What to produce:
Replicate the data exactly, every line included.

[Dataset entries]
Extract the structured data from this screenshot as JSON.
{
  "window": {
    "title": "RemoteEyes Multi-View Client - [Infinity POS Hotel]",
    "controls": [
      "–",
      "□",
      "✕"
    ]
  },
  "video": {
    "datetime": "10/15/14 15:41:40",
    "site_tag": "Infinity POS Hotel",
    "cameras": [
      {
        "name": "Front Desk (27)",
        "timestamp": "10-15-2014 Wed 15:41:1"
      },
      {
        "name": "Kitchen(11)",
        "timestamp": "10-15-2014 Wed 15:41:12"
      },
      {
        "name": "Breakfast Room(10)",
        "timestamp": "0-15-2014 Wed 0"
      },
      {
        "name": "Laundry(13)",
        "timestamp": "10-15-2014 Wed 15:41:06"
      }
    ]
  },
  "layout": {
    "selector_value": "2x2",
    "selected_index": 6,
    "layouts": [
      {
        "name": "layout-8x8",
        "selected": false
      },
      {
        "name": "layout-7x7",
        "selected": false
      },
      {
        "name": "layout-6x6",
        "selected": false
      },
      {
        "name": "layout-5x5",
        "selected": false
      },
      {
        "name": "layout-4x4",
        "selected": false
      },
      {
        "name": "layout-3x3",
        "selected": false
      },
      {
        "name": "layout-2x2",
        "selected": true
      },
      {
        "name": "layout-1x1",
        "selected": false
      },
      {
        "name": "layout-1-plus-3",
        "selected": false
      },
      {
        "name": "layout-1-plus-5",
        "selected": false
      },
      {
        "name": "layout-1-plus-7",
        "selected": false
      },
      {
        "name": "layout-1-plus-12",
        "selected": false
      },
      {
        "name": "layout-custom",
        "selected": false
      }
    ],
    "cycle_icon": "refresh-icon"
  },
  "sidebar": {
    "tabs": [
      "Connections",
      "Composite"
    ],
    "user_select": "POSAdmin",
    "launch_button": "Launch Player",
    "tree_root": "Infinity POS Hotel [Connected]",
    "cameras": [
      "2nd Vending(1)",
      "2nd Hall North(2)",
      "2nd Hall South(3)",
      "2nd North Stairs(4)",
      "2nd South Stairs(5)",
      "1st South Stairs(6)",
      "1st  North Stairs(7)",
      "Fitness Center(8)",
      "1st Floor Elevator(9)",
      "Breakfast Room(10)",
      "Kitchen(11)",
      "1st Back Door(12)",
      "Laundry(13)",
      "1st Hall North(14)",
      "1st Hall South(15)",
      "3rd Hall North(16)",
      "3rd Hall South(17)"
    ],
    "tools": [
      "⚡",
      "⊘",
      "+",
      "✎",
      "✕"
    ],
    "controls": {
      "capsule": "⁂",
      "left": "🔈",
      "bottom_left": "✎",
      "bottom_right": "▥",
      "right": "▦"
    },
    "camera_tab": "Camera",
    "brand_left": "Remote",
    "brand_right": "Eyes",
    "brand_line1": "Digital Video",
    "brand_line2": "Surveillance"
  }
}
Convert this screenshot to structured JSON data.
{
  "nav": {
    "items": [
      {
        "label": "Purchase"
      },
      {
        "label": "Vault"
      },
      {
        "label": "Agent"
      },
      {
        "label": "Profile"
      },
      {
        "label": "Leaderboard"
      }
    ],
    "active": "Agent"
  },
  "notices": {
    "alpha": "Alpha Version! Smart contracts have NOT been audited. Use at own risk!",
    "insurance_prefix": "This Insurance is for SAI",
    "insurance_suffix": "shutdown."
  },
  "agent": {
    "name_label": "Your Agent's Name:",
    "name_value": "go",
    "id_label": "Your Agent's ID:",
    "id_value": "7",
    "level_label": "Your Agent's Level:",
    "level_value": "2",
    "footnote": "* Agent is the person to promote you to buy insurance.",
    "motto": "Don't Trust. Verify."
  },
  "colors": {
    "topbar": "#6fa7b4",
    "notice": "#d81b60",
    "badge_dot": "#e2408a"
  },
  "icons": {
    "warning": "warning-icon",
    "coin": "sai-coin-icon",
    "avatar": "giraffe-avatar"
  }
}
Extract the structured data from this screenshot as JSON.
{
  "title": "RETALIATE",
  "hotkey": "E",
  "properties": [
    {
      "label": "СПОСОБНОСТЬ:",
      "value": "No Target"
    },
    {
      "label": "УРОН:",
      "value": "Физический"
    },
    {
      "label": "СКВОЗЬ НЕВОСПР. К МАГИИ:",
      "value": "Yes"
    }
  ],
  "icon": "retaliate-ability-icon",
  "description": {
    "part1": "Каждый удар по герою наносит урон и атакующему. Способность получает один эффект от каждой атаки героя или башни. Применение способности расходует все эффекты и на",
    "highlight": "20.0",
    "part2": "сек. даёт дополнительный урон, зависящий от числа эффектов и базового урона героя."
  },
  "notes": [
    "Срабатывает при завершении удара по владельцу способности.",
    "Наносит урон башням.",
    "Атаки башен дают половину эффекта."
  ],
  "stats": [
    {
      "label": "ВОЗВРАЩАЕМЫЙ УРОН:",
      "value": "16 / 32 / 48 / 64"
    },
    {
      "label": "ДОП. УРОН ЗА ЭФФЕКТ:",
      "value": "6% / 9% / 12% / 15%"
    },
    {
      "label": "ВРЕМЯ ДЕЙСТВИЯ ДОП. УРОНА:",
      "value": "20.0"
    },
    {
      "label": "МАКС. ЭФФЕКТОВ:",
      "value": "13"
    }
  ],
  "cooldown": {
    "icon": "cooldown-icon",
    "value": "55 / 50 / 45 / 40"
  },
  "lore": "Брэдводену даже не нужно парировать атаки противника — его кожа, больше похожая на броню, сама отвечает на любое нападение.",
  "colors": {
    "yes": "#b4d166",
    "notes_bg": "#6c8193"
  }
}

Task response:
Extract the structured data from this screenshot as JSON.
{
  "window": {
    "title": "RemoteEyes Multi-View Client - [Infinity POS Hotel]",
    "controls": [
      "–",
      "□",
      "✕"
    ]
  },
  "video": {
    "datetime": "10/15/14 15:41:40",
    "site_tag": "Infinity POS Hotel",
    "cameras": [
      {
        "name": "Front Desk (27)",
        "timestamp": "10-15-2014 Wed 15:41:1"
      },
      {
        "name": "Kitchen(11)",
        "timestamp": "10-15-2014 Wed 15:41:12"
      },
      {
        "name": "Breakfast Room(10)",
        "timestamp": "0-15-2014 Wed 0"
      },
      {
        "name": "Laundry(13)",
        "timestamp": "10-15-2014 Wed 15:41:06"
      }
    ]
  },
  "layout": {
    "selector_value": "2x2",
    "selected_index": 6,
    "layouts": [
      {
        "name": "layout-8x8",
        "selected": false
      },
      {
        "name": "layout-7x7",
        "selected": false
      },
      {
        "name": "layout-6x6",
        "selected": false
      },
      {
        "name": "layout-5x5",
        "selected": false
      },
      {
        "name": "layout-4x4",
        "selected": false
      },
      {
        "name": "layout-3x3",
        "selected": false
      },
      {
        "name": "layout-2x2",
        "selected": true
      },
      {
        "name": "layout-1x1",
        "selected": false
      },
      {
        "name": "layout-1-plus-3",
        "selected": false
      },
      {
        "name": "layout-1-plus-5",
        "selected": false
      },
      {
        "name": "layout-1-plus-7",
        "selected": false
      },
      {
        "name": "layout-1-plus-12",
        "selected": false
      },
      {
        "name": "layout-custom",
        "selected": false
      }
    ],
    "cycle_icon": "refresh-icon"
  },
  "sidebar": {
    "tabs": [
      "Connections",
      "Composite"
    ],
    "user_select": "POSAdmin",
    "launch_button": "Launch Player",
    "tree_root": "Infinity POS Hotel [Connected]",
    "cameras": [
      "2nd Vending(1)",
      "2nd Hall North(2)",
      "2nd Hall South(3)",
      "2nd North Stairs(4)",
      "2nd South Stairs(5)",
      "1st South Stairs(6)",
      "1st  North Stairs(7)",
      "Fitness Center(8)",
      "1st Floor Elevator(9)",
      "Breakfast Room(10)",
      "Kitchen(11)",
      "1st Back Door(12)",
      "Laundry(13)",
      "1st Hall North(14)",
      "1st Hall South(15)",
      "3rd Hall North(16)",
      "3rd Hall South(17)"
    ],
    "tools": [
      "⚡",
      "⊘",
      "+",
      "✎",
      "✕"
    ],
    "controls": {
      "capsule": "⁂",
      "left": "🔈",
      "bottom_left": "✎",
      "bottom_right": "▥",
      "right": "▦"
    },
    "camera_tab": "Camera",
    "brand_left": "Remote",
    "brand_right": "Eyes",
    "brand_line1": "Digital Video",
    "brand_line2": "Surveillance"
  }
}
Convert this screenshot to structured JSON data.
{
  "nav": {
    "items": [
      {
        "label": "Purchase"
      },
      {
        "label": "Vault"
      },
      {
        "label": "Agent"
      },
      {
        "label": "Profile"
      },
      {
        "label": "Leaderboard"
      }
    ],
    "active": "Agent"
  },
  "notices": {
    "alpha": "Alpha Version! Smart contracts have NOT been audited. Use at own risk!",
    "insurance_prefix": "This Insurance is for SAI",
    "insurance_suffix": "shutdown."
  },
  "agent": {
    "name_label": "Your Agent's Name:",
    "name_value": "go",
    "id_label": "Your Agent's ID:",
    "id_value": "7",
    "level_label": "Your Agent's Level:",
    "level_value": "2",
    "footnote": "* Agent is the person to promote you to buy insurance.",
    "motto": "Don't Trust. Verify."
  },
  "colors": {
    "topbar": "#6fa7b4",
    "notice": "#d81b60",
    "badge_dot": "#e2408a"
  },
  "icons": {
    "warning": "warning-icon",
    "coin": "sai-coin-icon",
    "avatar": "giraffe-avatar"
  }
}
Extract the structured data from this screenshot as JSON.
{
  "title": "RETALIATE",
  "hotkey": "E",
  "properties": [
    {
      "label": "СПОСОБНОСТЬ:",
      "value": "No Target"
    },
    {
      "label": "УРОН:",
      "value": "Физический"
    },
    {
      "label": "СКВОЗЬ НЕВОСПР. К МАГИИ:",
      "value": "Yes"
    }
  ],
  "icon": "retaliate-ability-icon",
  "description": {
    "part1": "Каждый удар по герою наносит урон и атакующему. Способность получает один эффект от каждой атаки героя или башни. Применение способности расходует все эффекты и на",
    "highlight": "20.0",
    "part2": "сек. даёт дополнительный урон, зависящий от числа эффектов и базового урона героя."
  },
  "notes": [
    "Срабатывает при завершении удара по владельцу способности.",
    "Наносит урон башням.",
    "Атаки башен дают половину эффекта."
  ],
  "stats": [
    {
      "label": "ВОЗВРАЩАЕМЫЙ УРОН:",
      "value": "16 / 32 / 48 / 64"
    },
    {
      "label": "ДОП. УРОН ЗА ЭФФЕКТ:",
      "value": "6% / 9% / 12% / 15%"
    },
    {
      "label": "ВРЕМЯ ДЕЙСТВИЯ ДОП. УРОНА:",
      "value": "20.0"
    },
    {
      "label": "МАКС. ЭФФЕКТОВ:",
      "value": "13"
    }
  ],
  "cooldown": {
    "icon": "cooldown-icon",
    "value": "55 / 50 / 45 / 40"
  },
  "lore": "Брэдводену даже не нужно парировать атаки противника — его кожа, больше похожая на броню, сама отвечает на любое нападение.",
  "colors": {
    "yes": "#b4d166",
    "notes_bg": "#6c8193"
  }
}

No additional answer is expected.